Task objective
Whatever the records below hold, copy it all out exactly.

Stored data entries
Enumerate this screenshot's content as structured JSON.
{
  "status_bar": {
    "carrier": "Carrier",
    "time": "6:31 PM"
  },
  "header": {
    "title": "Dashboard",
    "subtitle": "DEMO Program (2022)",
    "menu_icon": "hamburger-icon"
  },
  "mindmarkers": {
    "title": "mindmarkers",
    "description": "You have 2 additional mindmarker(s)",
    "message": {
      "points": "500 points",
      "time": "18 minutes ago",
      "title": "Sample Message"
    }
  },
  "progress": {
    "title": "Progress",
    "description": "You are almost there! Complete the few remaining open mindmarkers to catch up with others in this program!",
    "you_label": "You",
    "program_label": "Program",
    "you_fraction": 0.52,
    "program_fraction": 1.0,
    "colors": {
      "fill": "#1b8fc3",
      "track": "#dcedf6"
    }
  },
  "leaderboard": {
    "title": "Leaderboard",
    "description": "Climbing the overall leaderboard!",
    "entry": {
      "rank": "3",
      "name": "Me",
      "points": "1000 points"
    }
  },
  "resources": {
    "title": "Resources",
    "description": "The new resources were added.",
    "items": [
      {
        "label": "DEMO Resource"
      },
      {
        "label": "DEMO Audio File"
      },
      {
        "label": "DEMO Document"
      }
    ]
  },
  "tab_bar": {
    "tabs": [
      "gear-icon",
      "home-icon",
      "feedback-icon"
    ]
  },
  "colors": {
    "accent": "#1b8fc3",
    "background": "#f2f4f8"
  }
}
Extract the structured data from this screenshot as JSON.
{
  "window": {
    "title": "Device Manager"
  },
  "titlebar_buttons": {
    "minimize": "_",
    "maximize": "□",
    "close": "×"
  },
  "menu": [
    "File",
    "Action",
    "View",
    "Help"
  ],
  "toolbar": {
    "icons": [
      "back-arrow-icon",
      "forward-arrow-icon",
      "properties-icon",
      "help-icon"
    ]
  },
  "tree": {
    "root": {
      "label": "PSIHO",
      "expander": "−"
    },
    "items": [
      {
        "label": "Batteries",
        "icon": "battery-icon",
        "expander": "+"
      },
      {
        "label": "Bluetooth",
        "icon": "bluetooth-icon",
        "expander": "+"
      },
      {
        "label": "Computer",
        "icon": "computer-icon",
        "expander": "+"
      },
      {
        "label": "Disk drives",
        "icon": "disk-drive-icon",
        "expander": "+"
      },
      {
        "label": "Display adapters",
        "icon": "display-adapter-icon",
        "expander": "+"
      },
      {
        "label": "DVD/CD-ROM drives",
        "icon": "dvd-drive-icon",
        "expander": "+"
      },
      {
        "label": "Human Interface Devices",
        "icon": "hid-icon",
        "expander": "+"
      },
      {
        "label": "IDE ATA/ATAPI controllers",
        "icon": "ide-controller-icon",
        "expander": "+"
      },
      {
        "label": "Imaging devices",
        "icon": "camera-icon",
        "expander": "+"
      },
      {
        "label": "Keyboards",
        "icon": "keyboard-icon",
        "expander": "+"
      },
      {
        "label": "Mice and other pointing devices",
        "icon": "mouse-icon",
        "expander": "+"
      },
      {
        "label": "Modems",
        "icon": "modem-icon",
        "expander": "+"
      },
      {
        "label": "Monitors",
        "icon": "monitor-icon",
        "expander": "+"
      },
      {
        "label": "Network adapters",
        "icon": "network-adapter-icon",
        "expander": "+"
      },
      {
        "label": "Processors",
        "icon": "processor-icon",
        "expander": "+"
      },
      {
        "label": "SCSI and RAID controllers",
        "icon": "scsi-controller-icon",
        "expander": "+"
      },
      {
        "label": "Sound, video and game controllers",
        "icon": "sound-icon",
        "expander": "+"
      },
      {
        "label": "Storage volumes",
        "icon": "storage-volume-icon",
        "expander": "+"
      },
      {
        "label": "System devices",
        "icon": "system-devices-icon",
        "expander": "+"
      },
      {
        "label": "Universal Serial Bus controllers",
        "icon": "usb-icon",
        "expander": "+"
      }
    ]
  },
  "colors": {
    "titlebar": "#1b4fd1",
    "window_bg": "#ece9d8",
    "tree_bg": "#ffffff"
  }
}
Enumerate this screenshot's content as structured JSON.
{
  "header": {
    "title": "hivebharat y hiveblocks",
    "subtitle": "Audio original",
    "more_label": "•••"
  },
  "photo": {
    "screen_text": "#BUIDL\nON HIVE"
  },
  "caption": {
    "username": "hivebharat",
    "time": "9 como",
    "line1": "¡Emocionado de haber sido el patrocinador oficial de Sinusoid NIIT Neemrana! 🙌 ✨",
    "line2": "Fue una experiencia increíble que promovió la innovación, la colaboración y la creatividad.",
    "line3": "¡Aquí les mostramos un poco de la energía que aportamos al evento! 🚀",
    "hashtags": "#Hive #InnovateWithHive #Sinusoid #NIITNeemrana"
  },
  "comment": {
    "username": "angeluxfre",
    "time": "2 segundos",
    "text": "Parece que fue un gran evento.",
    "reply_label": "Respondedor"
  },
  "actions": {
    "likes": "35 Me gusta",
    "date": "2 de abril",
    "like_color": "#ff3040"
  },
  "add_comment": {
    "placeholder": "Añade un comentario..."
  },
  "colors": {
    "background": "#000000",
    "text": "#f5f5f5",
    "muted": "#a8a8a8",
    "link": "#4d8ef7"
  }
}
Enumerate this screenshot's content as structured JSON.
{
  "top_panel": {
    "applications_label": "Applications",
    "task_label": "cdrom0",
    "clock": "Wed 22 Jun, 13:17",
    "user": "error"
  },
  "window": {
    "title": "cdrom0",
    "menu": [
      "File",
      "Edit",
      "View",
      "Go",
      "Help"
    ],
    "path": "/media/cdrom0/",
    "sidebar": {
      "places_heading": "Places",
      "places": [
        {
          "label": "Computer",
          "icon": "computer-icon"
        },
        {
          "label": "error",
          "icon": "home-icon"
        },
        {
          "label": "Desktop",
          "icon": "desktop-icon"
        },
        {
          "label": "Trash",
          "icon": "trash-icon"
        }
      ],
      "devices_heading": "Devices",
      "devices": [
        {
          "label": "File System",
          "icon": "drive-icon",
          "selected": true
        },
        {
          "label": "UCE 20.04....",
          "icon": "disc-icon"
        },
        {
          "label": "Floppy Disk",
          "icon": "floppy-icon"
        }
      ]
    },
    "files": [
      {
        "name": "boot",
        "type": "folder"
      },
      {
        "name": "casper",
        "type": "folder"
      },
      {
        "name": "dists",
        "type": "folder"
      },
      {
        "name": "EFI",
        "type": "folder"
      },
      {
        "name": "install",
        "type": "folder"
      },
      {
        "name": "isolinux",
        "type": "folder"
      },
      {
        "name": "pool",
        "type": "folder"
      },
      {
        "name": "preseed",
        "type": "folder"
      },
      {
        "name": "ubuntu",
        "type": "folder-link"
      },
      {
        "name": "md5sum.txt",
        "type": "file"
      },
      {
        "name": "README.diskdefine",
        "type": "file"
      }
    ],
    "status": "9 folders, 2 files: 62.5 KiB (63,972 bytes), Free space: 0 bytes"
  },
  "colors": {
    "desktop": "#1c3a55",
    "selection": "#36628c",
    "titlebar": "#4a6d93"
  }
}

Result of the task
Enumerate this screenshot's content as structured JSON.
{
  "status_bar": {
    "carrier": "Carrier",
    "time": "6:31 PM"
  },
  "header": {
    "title": "Dashboard",
    "subtitle": "DEMO Program (2022)",
    "menu_icon": "hamburger-icon"
  },
  "mindmarkers": {
    "title": "mindmarkers",
    "description": "You have 2 additional mindmarker(s)",
    "message": {
      "points": "500 points",
      "time": "18 minutes ago",
      "title": "Sample Message"
    }
  },
  "progress": {
    "title": "Progress",
    "description": "You are almost there! Complete the few remaining open mindmarkers to catch up with others in this program!",
    "you_label": "You",
    "program_label": "Program",
    "you_fraction": 0.52,
    "program_fraction": 1.0,
    "colors": {
      "fill": "#1b8fc3",
      "track": "#dcedf6"
    }
  },
  "leaderboard": {
    "title": "Leaderboard",
    "description": "Climbing the overall leaderboard!",
    "entry": {
      "rank": "3",
      "name": "Me",
      "points": "1000 points"
    }
  },
  "resources": {
    "title": "Resources",
    "description": "The new resources were added.",
    "items": [
      {
        "label": "DEMO Resource"
      },
      {
        "label": "DEMO Audio File"
      },
      {
        "label": "DEMO Document"
      }
    ]
  },
  "tab_bar": {
    "tabs": [
      "gear-icon",
      "home-icon",
      "feedback-icon"
    ]
  },
  "colors": {
    "accent": "#1b8fc3",
    "background": "#f2f4f8"
  }
}
Extract the structured data from this screenshot as JSON.
{
  "window": {
    "title": "Device Manager"
  },
  "titlebar_buttons": {
    "minimize": "_",
    "maximize": "□",
    "close": "×"
  },
  "menu": [
    "File",
    "Action",
    "View",
    "Help"
  ],
  "toolbar": {
    "icons": [
      "back-arrow-icon",
      "forward-arrow-icon",
      "properties-icon",
      "help-icon"
    ]
  },
  "tree": {
    "root": {
      "label": "PSIHO",
      "expander": "−"
    },
    "items": [
      {
        "label": "Batteries",
        "icon": "battery-icon",
        "expander": "+"
      },
      {
        "label": "Bluetooth",
        "icon": "bluetooth-icon",
        "expander": "+"
      },
      {
        "label": "Computer",
        "icon": "computer-icon",
        "expander": "+"
      },
      {
        "label": "Disk drives",
        "icon": "disk-drive-icon",
        "expander": "+"
      },
      {
        "label": "Display adapters",
        "icon": "display-adapter-icon",
        "expander": "+"
      },
      {
        "label": "DVD/CD-ROM drives",
        "icon": "dvd-drive-icon",
        "expander": "+"
      },
      {
        "label": "Human Interface Devices",
        "icon": "hid-icon",
        "expander": "+"
      },
      {
        "label": "IDE ATA/ATAPI controllers",
        "icon": "ide-controller-icon",
        "expander": "+"
      },
      {
        "label": "Imaging devices",
        "icon": "camera-icon",
        "expander": "+"
      },
      {
        "label": "Keyboards",
        "icon": "keyboard-icon",
        "expander": "+"
      },
      {
        "label": "Mice and other pointing devices",
        "icon": "mouse-icon",
        "expander": "+"
      },
      {
        "label": "Modems",
        "icon": "modem-icon",
        "expander": "+"
      },
      {
        "label": "Monitors",
        "icon": "monitor-icon",
        "expander": "+"
      },
      {
        "label": "Network adapters",
        "icon": "network-adapter-icon",
        "expander": "+"
      },
      {
        "label": "Processors",
        "icon": "processor-icon",
        "expander": "+"
      },
      {
        "label": "SCSI and RAID controllers",
        "icon": "scsi-controller-icon",
        "expander": "+"
      },
      {
        "label": "Sound, video and game controllers",
        "icon": "sound-icon",
        "expander": "+"
      },
      {
        "label": "Storage volumes",
        "icon": "storage-volume-icon",
        "expander": "+"
      },
      {
        "label": "System devices",
        "icon": "system-devices-icon",
        "expander": "+"
      },
      {
        "label": "Universal Serial Bus controllers",
        "icon": "usb-icon",
        "expander": "+"
      }
    ]
  },
  "colors": {
    "titlebar": "#1b4fd1",
    "window_bg": "#ece9d8",
    "tree_bg": "#ffffff"
  }
}
Enumerate this screenshot's content as structured JSON.
{
  "header": {
    "title": "hivebharat y hiveblocks",
    "subtitle": "Audio original",
    "more_label": "•••"
  },
  "photo": {
    "screen_text": "#BUIDL\nON HIVE"
  },
  "caption": {
    "username": "hivebharat",
    "time": "9 como",
    "line1": "¡Emocionado de haber sido el patrocinador oficial de Sinusoid NIIT Neemrana! 🙌 ✨",
    "line2": "Fue una experiencia increíble que promovió la innovación, la colaboración y la creatividad.",
    "line3": "¡Aquí les mostramos un poco de la energía que aportamos al evento! 🚀",
    "hashtags": "#Hive #InnovateWithHive #Sinusoid #NIITNeemrana"
  },
  "comment": {
    "username": "angeluxfre",
    "time": "2 segundos",
    "text": "Parece que fue un gran evento.",
    "reply_label": "Respondedor"
  },
  "actions": {
    "likes": "35 Me gusta",
    "date": "2 de abril",
    "like_color": "#ff3040"
  },
  "add_comment": {
    "placeholder": "Añade un comentario..."
  },
  "colors": {
    "background": "#000000",
    "text": "#f5f5f5",
    "muted": "#a8a8a8",
    "link": "#4d8ef7"
  }
}
Enumerate this screenshot's content as structured JSON.
{
  "top_panel": {
    "applications_label": "Applications",
    "task_label": "cdrom0",
    "clock": "Wed 22 Jun, 13:17",
    "user": "error"
  },
  "window": {
    "title": "cdrom0",
    "menu": [
      "File",
      "Edit",
      "View",
      "Go",
      "Help"
    ],
    "path": "/media/cdrom0/",
    "sidebar": {
      "places_heading": "Places",
      "places": [
        {
          "label": "Computer",
          "icon": "computer-icon"
        },
        {
          "label": "error",
          "icon": "home-icon"
        },
        {
          "label": "Desktop",
          "icon": "desktop-icon"
        },
        {
          "label": "Trash",
          "icon": "trash-icon"
        }
      ],
      "devices_heading": "Devices",
      "devices": [
        {
          "label": "File System",
          "icon": "drive-icon",
          "selected": true
        },
        {
          "label": "UCE 20.04....",
          "icon": "disc-icon"
        },
        {
          "label": "Floppy Disk",
          "icon": "floppy-icon"
        }
      ]
    },
    "files": [
      {
        "name": "boot",
        "type": "folder"
      },
      {
        "name": "casper",
        "type": "folder"
      },
      {
        "name": "dists",
        "type": "folder"
      },
      {
        "name": "EFI",
        "type": "folder"
      },
      {
        "name": "install",
        "type": "folder"
      },
      {
        "name": "isolinux",
        "type": "folder"
      },
      {
        "name": "pool",
        "type": "folder"
      },
      {
        "name": "preseed",
        "type": "folder"
      },
      {
        "name": "ubuntu",
        "type": "folder-link"
      },
      {
        "name": "md5sum.txt",
        "type": "file"
      },
      {
        "name": "README.diskdefine",
        "type": "file"
      }
    ],
    "status": "9 folders, 2 files: 62.5 KiB (63,972 bytes), Free space: 0 bytes"
  },
  "colors": {
    "desktop": "#1c3a55",
    "selection": "#36628c",
    "titlebar": "#4a6d93"
  }
}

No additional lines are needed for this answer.